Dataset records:

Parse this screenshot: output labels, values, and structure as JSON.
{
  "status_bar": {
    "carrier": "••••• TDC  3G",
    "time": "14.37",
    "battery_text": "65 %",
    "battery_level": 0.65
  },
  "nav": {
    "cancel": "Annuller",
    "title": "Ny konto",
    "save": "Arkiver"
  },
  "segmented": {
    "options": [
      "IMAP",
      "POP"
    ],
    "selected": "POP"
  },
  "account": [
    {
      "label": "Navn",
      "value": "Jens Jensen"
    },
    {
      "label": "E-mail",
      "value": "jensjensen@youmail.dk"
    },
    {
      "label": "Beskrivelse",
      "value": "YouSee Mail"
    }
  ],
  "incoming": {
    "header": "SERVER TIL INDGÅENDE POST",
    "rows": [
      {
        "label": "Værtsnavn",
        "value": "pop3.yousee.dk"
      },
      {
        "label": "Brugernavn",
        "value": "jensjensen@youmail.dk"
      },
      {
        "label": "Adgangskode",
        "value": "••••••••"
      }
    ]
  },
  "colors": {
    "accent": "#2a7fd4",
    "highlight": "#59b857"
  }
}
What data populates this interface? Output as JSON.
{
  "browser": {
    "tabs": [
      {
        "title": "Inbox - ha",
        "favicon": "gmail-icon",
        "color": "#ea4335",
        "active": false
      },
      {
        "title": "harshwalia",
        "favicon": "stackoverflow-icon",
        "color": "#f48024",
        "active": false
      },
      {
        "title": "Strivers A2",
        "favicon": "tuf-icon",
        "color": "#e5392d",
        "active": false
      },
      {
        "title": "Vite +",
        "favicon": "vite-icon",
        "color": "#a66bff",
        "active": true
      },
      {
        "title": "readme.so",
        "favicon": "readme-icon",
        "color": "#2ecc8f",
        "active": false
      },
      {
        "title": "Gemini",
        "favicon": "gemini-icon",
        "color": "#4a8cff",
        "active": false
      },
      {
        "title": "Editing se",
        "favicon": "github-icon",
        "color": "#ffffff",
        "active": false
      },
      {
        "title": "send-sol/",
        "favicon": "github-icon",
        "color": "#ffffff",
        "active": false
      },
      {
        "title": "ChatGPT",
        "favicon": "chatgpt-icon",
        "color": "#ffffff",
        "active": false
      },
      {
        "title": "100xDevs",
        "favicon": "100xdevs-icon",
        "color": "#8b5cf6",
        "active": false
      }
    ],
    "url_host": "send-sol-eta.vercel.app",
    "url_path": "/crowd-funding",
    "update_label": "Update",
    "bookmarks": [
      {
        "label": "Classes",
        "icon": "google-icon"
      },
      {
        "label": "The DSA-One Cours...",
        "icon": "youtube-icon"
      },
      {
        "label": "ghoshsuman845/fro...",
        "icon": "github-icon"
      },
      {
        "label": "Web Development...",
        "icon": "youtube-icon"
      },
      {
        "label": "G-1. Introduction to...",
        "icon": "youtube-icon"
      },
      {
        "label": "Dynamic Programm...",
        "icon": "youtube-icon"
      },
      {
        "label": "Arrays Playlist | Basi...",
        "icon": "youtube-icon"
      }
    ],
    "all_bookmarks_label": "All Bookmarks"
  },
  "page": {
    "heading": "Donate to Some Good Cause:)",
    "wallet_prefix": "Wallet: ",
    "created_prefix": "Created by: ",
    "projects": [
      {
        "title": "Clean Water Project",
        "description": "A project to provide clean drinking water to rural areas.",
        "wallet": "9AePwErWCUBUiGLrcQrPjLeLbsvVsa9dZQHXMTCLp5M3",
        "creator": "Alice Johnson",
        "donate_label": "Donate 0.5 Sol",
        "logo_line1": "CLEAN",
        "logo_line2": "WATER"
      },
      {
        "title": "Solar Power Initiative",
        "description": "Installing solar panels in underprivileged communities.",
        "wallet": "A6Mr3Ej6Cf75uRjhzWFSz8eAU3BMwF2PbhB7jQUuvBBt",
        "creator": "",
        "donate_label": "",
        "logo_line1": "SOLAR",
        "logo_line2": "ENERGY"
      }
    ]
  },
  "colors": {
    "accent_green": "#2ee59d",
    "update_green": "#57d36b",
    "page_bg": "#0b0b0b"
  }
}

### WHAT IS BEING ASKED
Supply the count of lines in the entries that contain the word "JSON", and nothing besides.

### YOUR SOLUTION
2